The mean girl is unpleasant, but usually pretty benign. So when the protagonist starts going off about what a horrible backstabbing bitch she is, unless we’ve seen her do something particularly vile, the supposed nice-girl starts to look judgey and unlikeable. This tends to seep over into straight-up hypocrisy. The nice girl attacks the mean girl for being sexually active, usually as she (the nice girl) attempts to win over the mean girl’s hot boyfriend. The nice girl attacks the mean girl for being shallow, usually coming to this conclusion based on the mean girl’s outward beauty. The nice girl attacks the mean girl for being, well, mean, but isn’t actually any less catty, judgmental, or gossipy.
This is made worse if the nice girl continues to be treated like she’s a genuinely good person by everyone else in the story, causing the reader to lose sympathy for her.
Angry Feminist Problems
The two main criticisms of the mean girl often hinge on her sexuality and her personal appearance.
As mentioned, among the other gendered insults, she’ll usually be called a “slut” or a “whore,” even if we never see her having sex. So first, this gives the idea that based on someone’s appearance or social standing, it’s alright to make any kind of assumptions about their sex life. This also plays into the all too common perception that attractive women haven’t really earned anything, but must have slept their way to the top. Because she’s attractive and women *only* ever look good so that they can appeal to men, it’s safe to assume that the only reason she’s popular is because she sleeps around—does any part of this sentence not sound regressive?
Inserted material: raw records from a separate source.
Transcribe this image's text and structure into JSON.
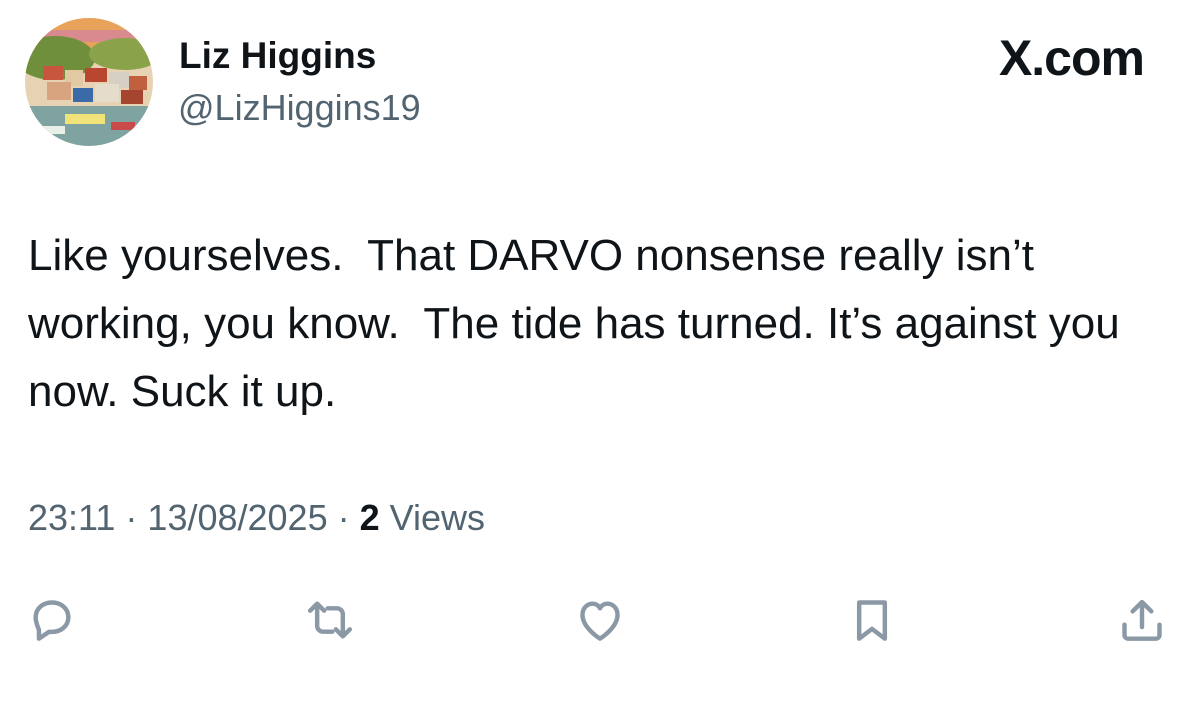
{
  "user": {
    "display_name": "Liz Higgins",
    "handle": "@LizHiggins19",
    "avatar_icon": "avatar-harbour-village-photo"
  },
  "brand": {
    "label": "X.com"
  },
  "tweet": {
    "text": "Like yourselves.  That DARVO nonsense really isn’t working, you know.  The tide has turned. It’s against you now. Suck it up.",
    "time": "23:11",
    "date": "13/08/2025",
    "separator": " · ",
    "views_count": "2",
    "views_label": " Views"
  },
  "actions": [
    {
      "name": "reply",
      "icon": "reply-icon"
    },
    {
      "name": "retweet",
      "icon": "retweet-icon"
    },
    {
      "name": "like",
      "icon": "heart-icon"
    },
    {
      "name": "bookmark",
      "icon": "bookmark-icon"
    },
    {
      "name": "share",
      "icon": "share-icon"
    }
  ],
  "colors": {
    "text_primary": "#0f1419",
    "text_secondary": "#536471",
    "icon": "#8b98a5"
  }
}
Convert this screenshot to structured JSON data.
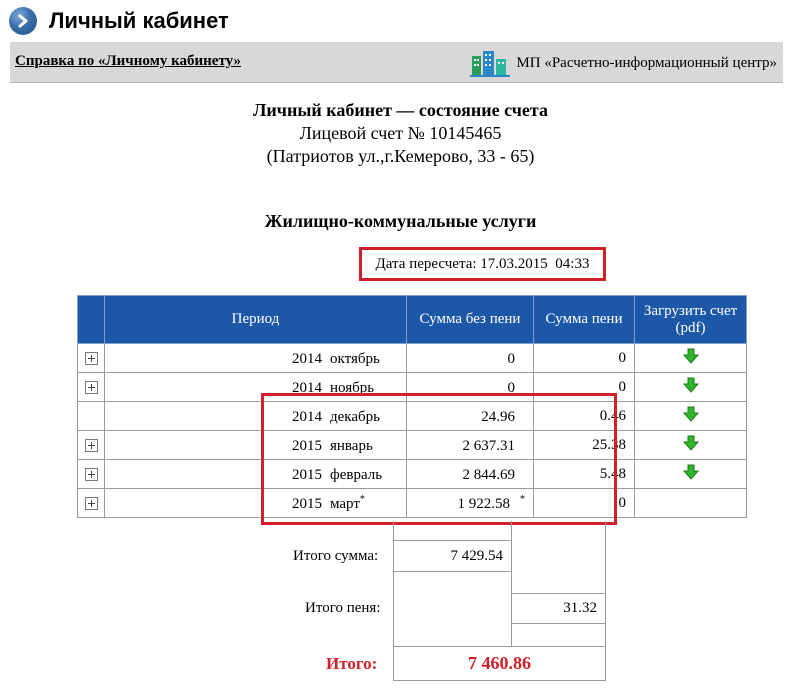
{
  "header": {
    "title": "Личный кабинет",
    "icon": "arrow-right-circle-icon"
  },
  "bar": {
    "help_link": "Справка по «Личному кабинету»",
    "org_name": "МП «Расчетно-информационный центр»"
  },
  "account": {
    "title": "Личный кабинет — состояние счета",
    "number": "Лицевой счет № 10145465",
    "address": "(Патриотов ул.,г.Кемерово, 33 - 65)"
  },
  "section_title": "Жилищно-коммунальные услуги",
  "recalc": "Дата пересчета: 17.03.2015  04:33",
  "table": {
    "headers": {
      "period": "Период",
      "sum": "Сумма без пени",
      "penalty": "Сумма пени",
      "download": "Загрузить счет (pdf)"
    },
    "rows": [
      {
        "year": "2014",
        "month": "октябрь",
        "mark": "",
        "sum": "0",
        "sum_mark": "",
        "penalty": "0",
        "expandable": true,
        "download": true
      },
      {
        "year": "2014",
        "month": "ноябрь",
        "mark": "",
        "sum": "0",
        "sum_mark": "",
        "penalty": "0",
        "expandable": true,
        "download": true
      },
      {
        "year": "2014",
        "month": "декабрь",
        "mark": "",
        "sum": "24.96",
        "sum_mark": "",
        "penalty": "0.46",
        "expandable": false,
        "download": true
      },
      {
        "year": "2015",
        "month": "январь",
        "mark": "",
        "sum": "2 637.31",
        "sum_mark": "",
        "penalty": "25.38",
        "expandable": true,
        "download": true
      },
      {
        "year": "2015",
        "month": "февраль",
        "mark": "",
        "sum": "2 844.69",
        "sum_mark": "",
        "penalty": "5.48",
        "expandable": true,
        "download": true
      },
      {
        "year": "2015",
        "month": "март",
        "mark": "*",
        "sum": "1 922.58",
        "sum_mark": "*",
        "penalty": "0",
        "expandable": true,
        "download": false
      }
    ]
  },
  "totals": {
    "sum_label": "Итого сумма:",
    "sum_value": "7 429.54",
    "penalty_label": "Итого пеня:",
    "penalty_value": "31.32",
    "grand_label": "Итого:",
    "grand_value": "7 460.86"
  },
  "colors": {
    "accent_red": "#d0202a",
    "header_blue": "#1d57a8",
    "download_green": "#2fb52b"
  }
}
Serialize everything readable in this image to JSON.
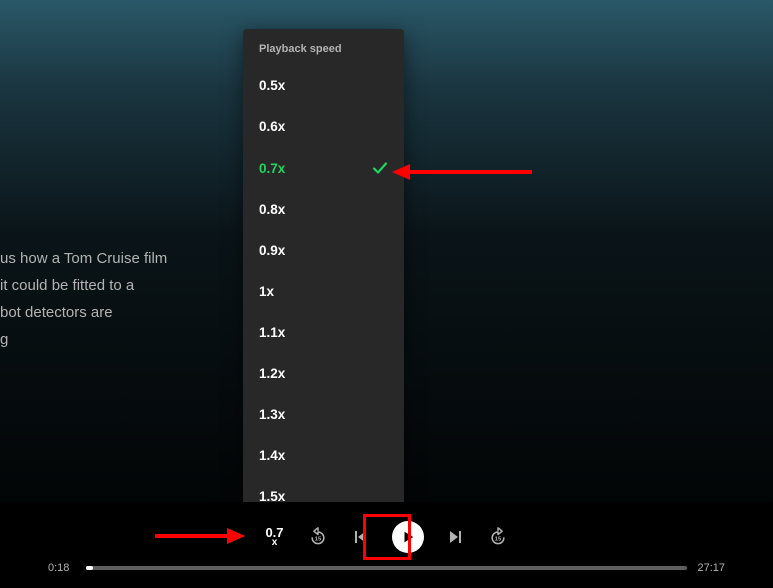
{
  "content_lines": [
    "us how a Tom Cruise film",
    "it could be fitted to a",
    "bot detectors are",
    "g"
  ],
  "playback_menu": {
    "header": "Playback speed",
    "options": [
      {
        "label": "0.5x",
        "selected": false
      },
      {
        "label": "0.6x",
        "selected": false
      },
      {
        "label": "0.7x",
        "selected": true
      },
      {
        "label": "0.8x",
        "selected": false
      },
      {
        "label": "0.9x",
        "selected": false
      },
      {
        "label": "1x",
        "selected": false
      },
      {
        "label": "1.1x",
        "selected": false
      },
      {
        "label": "1.2x",
        "selected": false
      },
      {
        "label": "1.3x",
        "selected": false
      },
      {
        "label": "1.4x",
        "selected": false
      },
      {
        "label": "1.5x",
        "selected": false
      }
    ]
  },
  "player": {
    "speed_value": "0.7",
    "speed_suffix": "x",
    "elapsed": "0:18",
    "duration": "27:17"
  },
  "annotations": {
    "arrow1": "red-arrow",
    "arrow2": "red-arrow",
    "play_highlight": "red-box"
  }
}
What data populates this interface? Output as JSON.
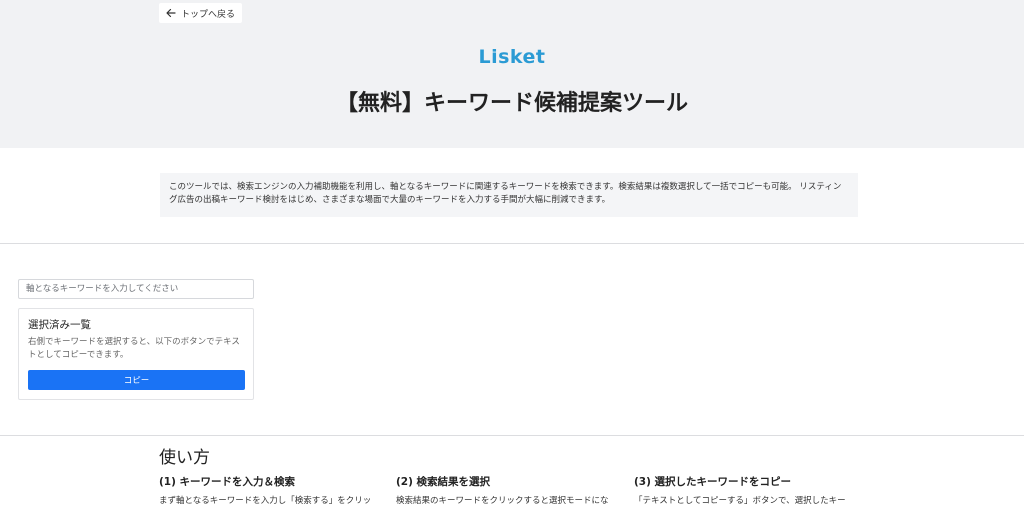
{
  "header": {
    "back_label": "トップへ戻る",
    "logo_text": "Lisket",
    "page_title": "【無料】キーワード候補提案ツール"
  },
  "intro": {
    "text": "このツールでは、検索エンジンの入力補助機能を利用し、軸となるキーワードに関連するキーワードを検索できます。検索結果は複数選択して一括でコピーも可能。 リスティング広告の出稿キーワード検討をはじめ、さまざまな場面で大量のキーワードを入力する手間が大幅に削減できます。"
  },
  "search": {
    "placeholder": "軸となるキーワードを入力してください",
    "value": ""
  },
  "selected": {
    "title": "選択済み一覧",
    "description": "右側でキーワードを選択すると、以下のボタンでテキストとしてコピーできます。",
    "copy_label": "コピー"
  },
  "howto": {
    "title": "使い方",
    "steps": [
      {
        "title": "(1) キーワードを入力＆検索",
        "desc": "まず軸となるキーワードを入力し「検索する」をクリッ"
      },
      {
        "title": "(2) 検索結果を選択",
        "desc": "検索結果のキーワードをクリックすると選択モードにな"
      },
      {
        "title": "(3) 選択したキーワードをコピー",
        "desc": "「テキストとしてコピーする」ボタンで、選択したキー"
      }
    ]
  },
  "colors": {
    "accent": "#1a73f5",
    "logo": "#2b9bd4",
    "hero_bg": "#f1f2f4"
  }
}
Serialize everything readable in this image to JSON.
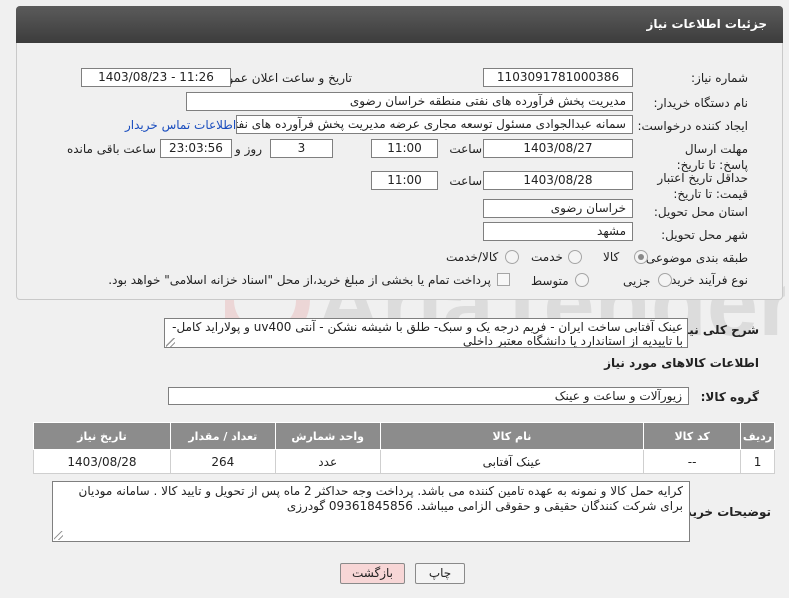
{
  "panel": {
    "title": "جزئیات اطلاعات نیاز"
  },
  "fields": {
    "need_number": {
      "label": "شماره نیاز:",
      "value": "1103091781000386"
    },
    "announce_datetime": {
      "label": "تاریخ و ساعت اعلان عمومی:",
      "value": "1403/08/23 - 11:26"
    },
    "buyer_org": {
      "label": "نام دستگاه خریدار:",
      "value": "مدیریت پخش فرآورده های نفتی منطقه خراسان رضوی"
    },
    "requester": {
      "label": "ایجاد کننده درخواست:",
      "value": "سمانه عبدالجوادی مسئول توسعه مجاری عرضه مدیریت پخش فرآورده های نفتی",
      "contact_link": "اطلاعات تماس خریدار"
    },
    "reply_deadline": {
      "label": "مهلت ارسال پاسخ: تا تاریخ:",
      "date": "1403/08/27",
      "time_label": "ساعت",
      "time": "11:00",
      "days": "3",
      "days_label": "روز و",
      "remaining": "23:03:56",
      "remaining_label": "ساعت باقی مانده"
    },
    "price_validity": {
      "label": "حداقل تاریخ اعتبار قیمت: تا تاریخ:",
      "date": "1403/08/28",
      "time_label": "ساعت",
      "time": "11:00"
    },
    "delivery_province": {
      "label": "استان محل تحویل:",
      "value": "خراسان رضوی"
    },
    "delivery_city": {
      "label": "شهر محل تحویل:",
      "value": "مشهد"
    },
    "category": {
      "label": "طبقه بندی موضوعی:",
      "options": [
        "کالا",
        "خدمت",
        "کالا/خدمت"
      ],
      "selected": "کالا"
    },
    "purchase_process": {
      "label": "نوع فرآیند خرید :",
      "options": [
        "جزیی",
        "متوسط"
      ],
      "checkbox_text": "پرداخت تمام یا بخشی از مبلغ خرید،از محل \"اسناد خزانه اسلامی\" خواهد بود."
    }
  },
  "summary": {
    "label": "شرح کلی نیاز:",
    "text": "عینک آفتابی ساخت ایران - فریم درجه یک و سبک- طلق با شیشه نشکن - آنتی uv400 و پولاراید کامل-با تاییدیه از استاندارد یا دانشگاه معتبر داخلی"
  },
  "goods_section": {
    "title": "اطلاعات کالاهای مورد نیاز"
  },
  "goods_group": {
    "label": "گروه کالا:",
    "value": "زیورآلات و ساعت و عینک"
  },
  "table": {
    "headers": [
      "ردیف",
      "کد کالا",
      "نام کالا",
      "واحد شمارش",
      "تعداد / مقدار",
      "تاریخ نیاز"
    ],
    "rows": [
      [
        "1",
        "--",
        "عینک آفتابی",
        "عدد",
        "264",
        "1403/08/28"
      ]
    ]
  },
  "buyer_notes": {
    "label": "توضیحات خریدار:",
    "text": "کرایه حمل کالا و نمونه به عهده تامین کننده می باشد. پرداخت وجه حداکثر 2 ماه پس از تحویل و تایید کالا . سامانه مودیان برای شرکت کنندگان حقیقی و حقوقی الزامی میباشد. 09361845856 گودرزی"
  },
  "buttons": {
    "print": "چاپ",
    "back": "بازگشت"
  },
  "watermark": {
    "text": "AriaTender.net"
  },
  "colors": {
    "header_bg": "#4a4a4a",
    "table_header_bg": "#8c8c8c",
    "link": "#1a4dbe",
    "back_button_bg": "#f7d6d6"
  }
}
Second, if she really is having lots sex, so what? Unless you’re writing a story about the evils of non-procreative sex, it doesn’t make any sense to demonize women who enjoy sex. This is especially damaging in YA novels. Rather than opening up difficult questions about emotional readiness or what it means to be sexually active, Girl Hate primes young women to have an unhealthy relationship with sex.
The mean girl is unlikeable and shallow, and we know this because she wears make-up. Make-up has picked up a bizzare stigma over the years, and has inexplicably become shorthand for fakeness, shallowness, and so forth. In real life, there are a number of reasons why people of all genders wear make-up. For some people its part of their personal style. For some people its part of their gender expression. For some it’s a nice confidence boost.
When we stigmatize make-up—and in particular, in this case, women who wear make-up—we move back to the regressive idea that women are only dressing up to be the object of male gaze. More than that, though, is the underlying notion that it is somehow okay to police what women wear. Make-up shaming is a way of telling women what they can and cannot put on their faces, and of taking away their agency by attempting to control their appearance.
A while ago, I wrote an article about female protagonists who are Not Like Other Girls. Girl Hate functions similarly. The nice girl protagonist is raised up, but only by putting down other women and suggesting that certain forms of femininity should be looked down upon. It’s a lesson in how to hate other women. Rather than embracing all forms of femininity, we learn that there is a good way to be feminine (which coincidentally, tends to co-opt more traditionally masculine behaviors) and a bad way (which is closer to traditional femininity). This type of narrative also feeds negative female stereotypes (girls are catty, girls do nothing but gossip, girls are melodramatic), which perpetuates the drive for authors to keep trying to distance their female characters from traditional femininity by making them Not Like Other Girls.
Moreover, what about the readers who are peppy blond cheerleaders who happen to like eyeliner and designer jeans? What do they read?